In terms of application development, the only caveat we found was in terms of E2E testing. We obviously have a suite of unit and integration tests on our cloud components, but during development, we realised some bugs arose from the integration with our cloud frontend that couldn’t be covered by our integration tests. This was true specially when services like API Gateway were involved in the problem, as we haven’t found a way of simulating this on our local environment. We came across localstack late in the day, and gave it a quick chance, but didn’t seem to be stable enough. We couldn’t spend longer on it at the time, so decided to cover these corner scenarios with manual testing. We might decide to revisit this decision going forward, though.

In terms of our experience in working with Lambdas, the only downside we came across was the problem of cold Lambdas. AWS will keep your Lambdas running for an undocumented period, after which, any usage will imply that the Lambda infrastructure needs to be recreated in order for it to serve requests. We knew about this before going down the Lambda path, so we can’t say it came as a surprise. We had agreed that in the worst case scenario, we would go with a solution we found proposed on several sites: having a scheduled Lambda that would keep our API Lambdas “awake” permanently. To this end, we added a health check endpoint to every function, which would be called by our scheduled Lambda. In future releases we will also use the health check response to take further actions, for example notify us of downtime.

Overall, we’re quite happy with the results. We may decide to change certain aspects of our general architecture, or even move to an ECS based solution if we go SAAS, but for the time being this one seems like a perfect fit for our requirements. Further down the line, we’re planning to write a follow up post regarding the concepts discussed on this post, with some stats and further insights of how this works both in production and as part of our SDLC.
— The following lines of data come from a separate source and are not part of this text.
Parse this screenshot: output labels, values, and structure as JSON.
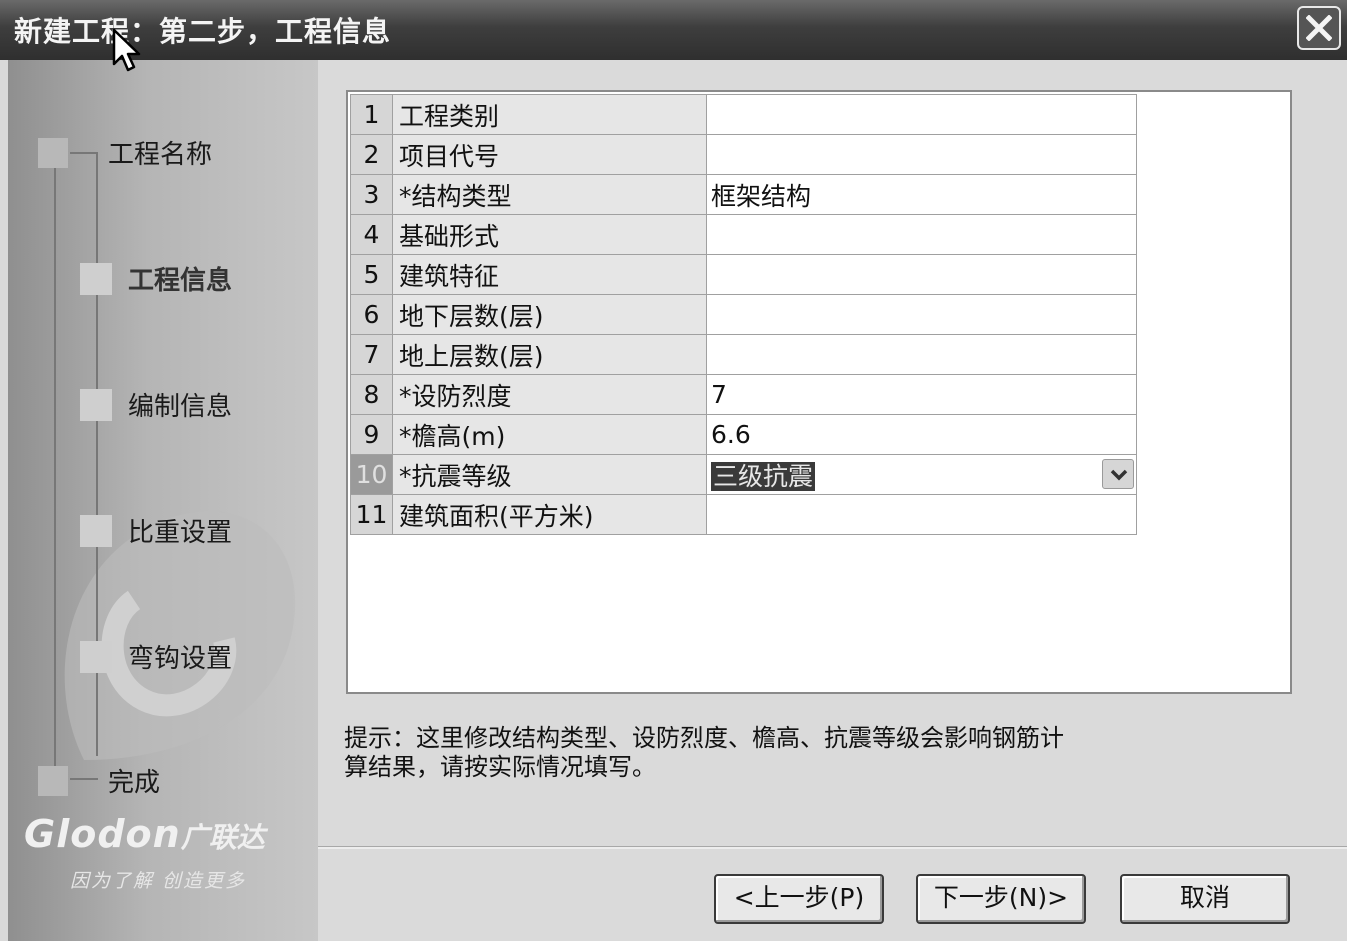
{
  "window": {
    "title": "新建工程：第二步，工程信息"
  },
  "sidebar": {
    "steps": [
      {
        "label": "工程名称"
      },
      {
        "label": "工程信息"
      },
      {
        "label": "编制信息"
      },
      {
        "label": "比重设置"
      },
      {
        "label": "弯钩设置"
      },
      {
        "label": "完成"
      }
    ],
    "current_step": "工程信息",
    "logo_text": "Glodon",
    "logo_cn": "广联达",
    "slogan": "因为了解 创造更多"
  },
  "grid": {
    "rows": [
      {
        "num": "1",
        "name": "工程类别",
        "value": ""
      },
      {
        "num": "2",
        "name": "项目代号",
        "value": ""
      },
      {
        "num": "3",
        "name": "*结构类型",
        "value": "框架结构"
      },
      {
        "num": "4",
        "name": "基础形式",
        "value": ""
      },
      {
        "num": "5",
        "name": "建筑特征",
        "value": ""
      },
      {
        "num": "6",
        "name": "地下层数(层)",
        "value": ""
      },
      {
        "num": "7",
        "name": "地上层数(层)",
        "value": ""
      },
      {
        "num": "8",
        "name": "*设防烈度",
        "value": "7"
      },
      {
        "num": "9",
        "name": "*檐高(m)",
        "value": "6.6"
      },
      {
        "num": "10",
        "name": "*抗震等级",
        "value": "三级抗震"
      },
      {
        "num": "11",
        "name": "建筑面积(平方米)",
        "value": ""
      }
    ]
  },
  "hint": {
    "line1": "提示：这里修改结构类型、设防烈度、檐高、抗震等级会影响钢筋计",
    "line2": "算结果，请按实际情况填写。"
  },
  "buttons": {
    "prev": "<上一步(P)",
    "next": "下一步(N)>",
    "cancel": "取消"
  }
}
Of course, there is no rule of the thumb here, and what might work for us may not work for other teams/projects, even if they share our list of requirements. In any case, if you’re going down the serverless journey, we’d love to hear about your experiences!